Whether you’re an avid follower of the latest technological developments or just have a casual interest, it’s probable that you’ve come across the term WebRTC. This new technology is gaining a lot of attention for how it not only promises to revolutionize communication through the Internet, but also drastically change how businesses and customers interact. In light of all of the growing interest and hype around this subject, those of us here at Telecom Monthly think it’s a good time to take a look at WebRTC and some of the potential implications of this developing technology.
First, let’s consider a basic question: What is WebRTC? To put it simply, WebRTC is a technology that allows real time communication (hence the RTC) between people through a web browser. What makes it different from other forms of online video or chat is that Web RTC does not require users to create accounts or download additional applications or plugins. With WebRTC, the browser is the application, so to speak, and includes all the necessary capabilities to support audio and video communication, as well as data exchange such as file sharing and text chat.
One of the persistent problems with online communications is the issue of incompatibility between software. Communication takes place through propriety software that requires both parties to have the same program in order to contact with each other. A central idea behind the WebRTC concept is that it is compatible across different browsers, making communication both instant and ubiquitous by allowing anyone to contact anyone else regardless of the software being used.

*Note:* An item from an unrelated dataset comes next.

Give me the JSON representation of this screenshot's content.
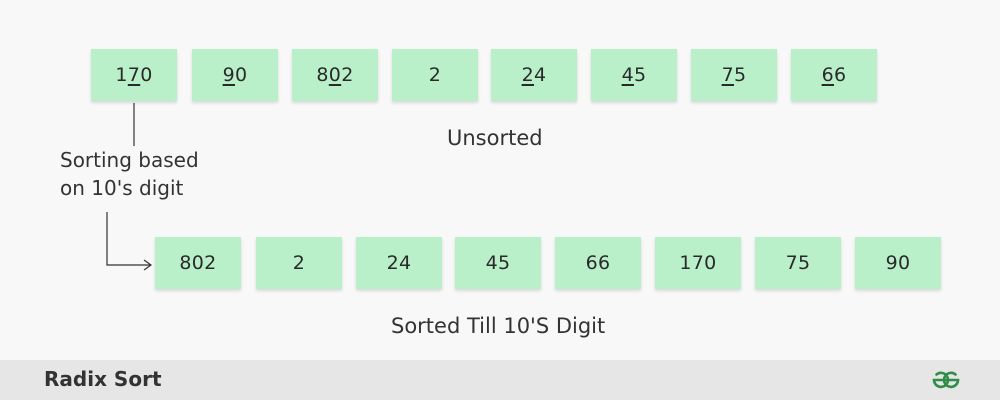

WebRTC is part of HTML5 and, as befits it goal to bridge communications between all browsers, is an open-source project rather than being tied to one particular company. Still, there are a couple of organizations that oversee the standardization of WebRTC. The first of these is the IETF, or Internet Engineering Task Force, which handles protocols and interoperability. The second is the W3C, or World Wide Web Consortium, which deals with the APIs, or application programming interfaces (keeping track of all these acronyms?), for web development. There are three APIs that make up WebRTC, consisting of GetUserMedia (for camera and microphone access), PeerConnection (for peer-to-peer video and voice calls), and DataChannel (for sending peer-to-peer data).
In terms of support from the browser side, Google, Mozilla, and Opera are all on board with WebRTC. Microsoft was for a while pushing its own specification called CU-RTC-Web that allowed better interoperability with existing VoIP services, such as the company’s own Skype, but that proposal has been rejected. Though it hasn’t declared its support for WebRTC, Microsoft will likely sign up as the technology becomes more widespread. Apple has so far remained silent on the issue and given no sign of either support or opposition to WebRTC.
Hopefully you now have an understanding of the nature of WebRTC. Of course, this is a developing technology and numerous resources are available on the Internet for those who wish to learn more or dig into the technical details. At this point, however, we’re going to look at the practical implications of WebRTC for businesses in regards to contact centers.
Traditionally, organizations have had separate website and contact center departments. WebRTC alters this structure by bridging the gap between these two groups. When communication is available right through the browser as a customer views a company’s website, every web page becomes a potential point of contact. Rather than hunt down contact information on a website and then place a call, a customer can instead be looking at a product or reading technical documentation online and contact a representative to answer questions with a simple click right in the browser itself.
Not only does this facilitate communication between a company and its customers, but it also provides a context for communication. What this means is that interactions through WebRTC will include the availability of metadata to make calls more effective and relevant. For example, a representative can see what items a customer has in his or her shopping cart for purchase and which product pages he or she has looked at but passed on. Thanks to the metadata, a representative begins a call prepared with a sense of a specific customer’s reason for calling and can then identify other products and services that are relevant.
Businesses can also see the specific areas of their website that generate a call to a representative, and which areas don’t, and further tailor web pages to enhance customer browsing. If one page is consistently generating queries, then a company can get a clear sense of customers’ needs and interests.
WebRTC has the potential to further streamline customer service interactions by allowing customers to avoid having to identify themselves multiple times. Customers that have logged in on a website will already be authenticated upon contacting a representative, allowing them to jump straight to the question or issue at hand.
While it’s still developing, WebRTC shows a lot of promise and, after reading this article, you should now have an idea why it’s attracting such intense attention. The examples outlined above are only scratching the surface of what is possible with this new technology. At its heart, the Internet has always been about communication between people. WebRTC takes that communication to the next stage by opening up channels to make it more open and direct than ever before.